(App and web page records)
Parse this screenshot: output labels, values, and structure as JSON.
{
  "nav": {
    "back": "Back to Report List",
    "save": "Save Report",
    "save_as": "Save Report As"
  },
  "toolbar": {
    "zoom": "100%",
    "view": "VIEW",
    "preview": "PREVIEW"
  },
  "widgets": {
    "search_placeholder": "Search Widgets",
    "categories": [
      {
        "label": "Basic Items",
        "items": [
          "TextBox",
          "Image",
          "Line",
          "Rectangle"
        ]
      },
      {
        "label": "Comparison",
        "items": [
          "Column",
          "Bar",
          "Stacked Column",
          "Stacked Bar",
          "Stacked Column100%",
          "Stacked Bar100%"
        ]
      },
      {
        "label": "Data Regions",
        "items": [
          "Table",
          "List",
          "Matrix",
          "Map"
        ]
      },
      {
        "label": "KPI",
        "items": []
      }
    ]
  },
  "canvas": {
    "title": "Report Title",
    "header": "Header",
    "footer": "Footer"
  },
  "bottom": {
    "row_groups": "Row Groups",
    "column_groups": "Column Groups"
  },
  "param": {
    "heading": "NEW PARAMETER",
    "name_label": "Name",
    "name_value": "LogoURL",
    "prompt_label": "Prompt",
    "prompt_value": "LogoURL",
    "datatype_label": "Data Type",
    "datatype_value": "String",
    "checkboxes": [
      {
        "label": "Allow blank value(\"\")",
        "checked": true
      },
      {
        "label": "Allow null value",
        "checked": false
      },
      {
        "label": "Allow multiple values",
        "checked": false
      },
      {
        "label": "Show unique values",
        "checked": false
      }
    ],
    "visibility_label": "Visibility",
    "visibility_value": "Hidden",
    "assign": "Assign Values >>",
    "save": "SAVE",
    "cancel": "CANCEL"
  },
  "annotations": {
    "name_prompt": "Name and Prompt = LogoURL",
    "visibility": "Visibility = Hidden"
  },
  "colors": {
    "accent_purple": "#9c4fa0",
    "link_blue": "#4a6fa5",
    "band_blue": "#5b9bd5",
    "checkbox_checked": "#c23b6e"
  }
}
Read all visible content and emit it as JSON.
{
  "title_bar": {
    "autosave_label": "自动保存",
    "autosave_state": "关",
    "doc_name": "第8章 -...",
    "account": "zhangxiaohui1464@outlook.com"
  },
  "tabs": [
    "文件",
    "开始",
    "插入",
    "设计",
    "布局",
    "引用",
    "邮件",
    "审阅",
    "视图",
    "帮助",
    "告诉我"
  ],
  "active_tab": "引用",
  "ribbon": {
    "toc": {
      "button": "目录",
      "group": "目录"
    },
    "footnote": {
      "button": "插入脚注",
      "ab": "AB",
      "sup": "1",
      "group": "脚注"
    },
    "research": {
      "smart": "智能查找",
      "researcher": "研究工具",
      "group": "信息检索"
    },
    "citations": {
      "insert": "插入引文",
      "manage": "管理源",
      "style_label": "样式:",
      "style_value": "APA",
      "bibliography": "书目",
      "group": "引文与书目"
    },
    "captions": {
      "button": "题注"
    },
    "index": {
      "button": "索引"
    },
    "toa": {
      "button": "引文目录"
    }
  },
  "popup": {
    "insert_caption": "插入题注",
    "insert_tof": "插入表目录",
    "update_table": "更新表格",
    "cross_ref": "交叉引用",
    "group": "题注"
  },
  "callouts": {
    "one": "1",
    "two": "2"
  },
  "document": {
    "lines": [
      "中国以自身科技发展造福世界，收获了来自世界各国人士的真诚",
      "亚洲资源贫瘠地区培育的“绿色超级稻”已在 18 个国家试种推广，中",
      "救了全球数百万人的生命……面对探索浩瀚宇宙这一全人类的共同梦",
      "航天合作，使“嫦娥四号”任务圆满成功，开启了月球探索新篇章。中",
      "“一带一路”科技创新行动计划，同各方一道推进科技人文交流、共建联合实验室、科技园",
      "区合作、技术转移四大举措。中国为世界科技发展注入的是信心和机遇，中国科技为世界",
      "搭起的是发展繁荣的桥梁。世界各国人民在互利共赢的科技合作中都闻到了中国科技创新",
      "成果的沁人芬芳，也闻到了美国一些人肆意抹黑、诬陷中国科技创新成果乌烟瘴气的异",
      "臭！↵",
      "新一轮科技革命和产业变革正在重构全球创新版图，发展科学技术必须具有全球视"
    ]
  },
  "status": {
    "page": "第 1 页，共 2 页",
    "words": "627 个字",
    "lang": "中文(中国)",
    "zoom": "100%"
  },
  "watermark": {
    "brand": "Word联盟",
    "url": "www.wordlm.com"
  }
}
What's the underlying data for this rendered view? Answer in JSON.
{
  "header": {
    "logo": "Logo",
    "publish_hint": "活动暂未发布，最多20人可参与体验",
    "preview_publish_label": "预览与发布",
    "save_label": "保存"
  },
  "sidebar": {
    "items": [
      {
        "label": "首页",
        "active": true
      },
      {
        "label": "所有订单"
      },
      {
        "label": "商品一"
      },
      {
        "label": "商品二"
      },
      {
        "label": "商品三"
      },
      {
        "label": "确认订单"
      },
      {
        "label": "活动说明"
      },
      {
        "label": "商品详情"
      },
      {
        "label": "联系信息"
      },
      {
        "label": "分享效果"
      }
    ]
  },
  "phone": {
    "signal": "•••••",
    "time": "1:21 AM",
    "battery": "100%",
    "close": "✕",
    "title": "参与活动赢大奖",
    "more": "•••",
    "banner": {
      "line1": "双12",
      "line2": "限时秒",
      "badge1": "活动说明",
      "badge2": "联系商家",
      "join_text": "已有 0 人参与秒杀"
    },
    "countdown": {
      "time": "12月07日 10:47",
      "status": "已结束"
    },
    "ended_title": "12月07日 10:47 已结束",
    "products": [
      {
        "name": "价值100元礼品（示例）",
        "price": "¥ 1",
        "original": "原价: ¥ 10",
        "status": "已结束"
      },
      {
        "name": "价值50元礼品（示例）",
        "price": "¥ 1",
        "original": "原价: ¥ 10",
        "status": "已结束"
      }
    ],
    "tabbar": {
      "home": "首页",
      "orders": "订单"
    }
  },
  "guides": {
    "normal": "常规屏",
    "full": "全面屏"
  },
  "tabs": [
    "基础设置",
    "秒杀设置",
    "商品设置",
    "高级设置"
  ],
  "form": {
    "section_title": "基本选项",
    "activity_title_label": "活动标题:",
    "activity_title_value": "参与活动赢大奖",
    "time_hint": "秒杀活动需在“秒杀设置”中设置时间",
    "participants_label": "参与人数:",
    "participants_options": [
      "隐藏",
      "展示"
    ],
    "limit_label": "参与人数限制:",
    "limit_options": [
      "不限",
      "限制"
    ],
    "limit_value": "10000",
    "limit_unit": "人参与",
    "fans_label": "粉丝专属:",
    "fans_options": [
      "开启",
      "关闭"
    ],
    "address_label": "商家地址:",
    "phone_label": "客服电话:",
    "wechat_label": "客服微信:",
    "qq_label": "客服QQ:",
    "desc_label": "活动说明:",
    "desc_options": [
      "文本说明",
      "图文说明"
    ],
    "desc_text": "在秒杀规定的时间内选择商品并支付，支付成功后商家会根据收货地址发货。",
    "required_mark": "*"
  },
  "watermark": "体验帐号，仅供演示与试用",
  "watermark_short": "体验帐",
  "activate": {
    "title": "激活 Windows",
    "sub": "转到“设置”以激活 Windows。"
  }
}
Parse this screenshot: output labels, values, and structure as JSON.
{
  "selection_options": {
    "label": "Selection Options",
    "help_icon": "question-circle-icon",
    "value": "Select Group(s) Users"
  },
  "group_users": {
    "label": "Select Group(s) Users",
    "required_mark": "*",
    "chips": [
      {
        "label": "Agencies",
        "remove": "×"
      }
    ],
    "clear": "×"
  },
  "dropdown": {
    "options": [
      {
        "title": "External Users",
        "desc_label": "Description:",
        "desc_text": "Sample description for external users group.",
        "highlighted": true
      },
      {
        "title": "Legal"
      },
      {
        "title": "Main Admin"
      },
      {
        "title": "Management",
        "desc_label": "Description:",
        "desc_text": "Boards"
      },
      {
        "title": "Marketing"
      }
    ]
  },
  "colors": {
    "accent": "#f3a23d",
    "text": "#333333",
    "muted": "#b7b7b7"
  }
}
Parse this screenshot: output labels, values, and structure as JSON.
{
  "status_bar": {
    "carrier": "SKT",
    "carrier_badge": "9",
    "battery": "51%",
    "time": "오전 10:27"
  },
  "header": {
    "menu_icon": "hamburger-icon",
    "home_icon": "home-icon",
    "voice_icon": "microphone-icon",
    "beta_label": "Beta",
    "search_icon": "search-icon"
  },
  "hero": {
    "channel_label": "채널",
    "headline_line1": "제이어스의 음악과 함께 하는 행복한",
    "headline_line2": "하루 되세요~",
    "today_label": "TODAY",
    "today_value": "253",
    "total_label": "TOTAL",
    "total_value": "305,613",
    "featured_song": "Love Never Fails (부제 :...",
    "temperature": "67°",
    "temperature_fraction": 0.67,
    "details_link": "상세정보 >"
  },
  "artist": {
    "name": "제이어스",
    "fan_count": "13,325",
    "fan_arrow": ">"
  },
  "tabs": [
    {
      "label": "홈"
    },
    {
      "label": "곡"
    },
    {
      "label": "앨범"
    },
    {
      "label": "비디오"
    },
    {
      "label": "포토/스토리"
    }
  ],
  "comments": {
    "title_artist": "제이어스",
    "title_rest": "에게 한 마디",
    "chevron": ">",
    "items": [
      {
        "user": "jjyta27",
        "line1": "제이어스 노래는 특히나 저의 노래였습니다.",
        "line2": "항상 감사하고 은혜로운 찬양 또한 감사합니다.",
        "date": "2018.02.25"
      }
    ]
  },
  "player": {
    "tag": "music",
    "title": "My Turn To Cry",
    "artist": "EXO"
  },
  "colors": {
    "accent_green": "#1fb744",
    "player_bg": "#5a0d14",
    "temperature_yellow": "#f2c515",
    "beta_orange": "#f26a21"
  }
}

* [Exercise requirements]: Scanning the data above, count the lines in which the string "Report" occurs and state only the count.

* [Written answer]: 4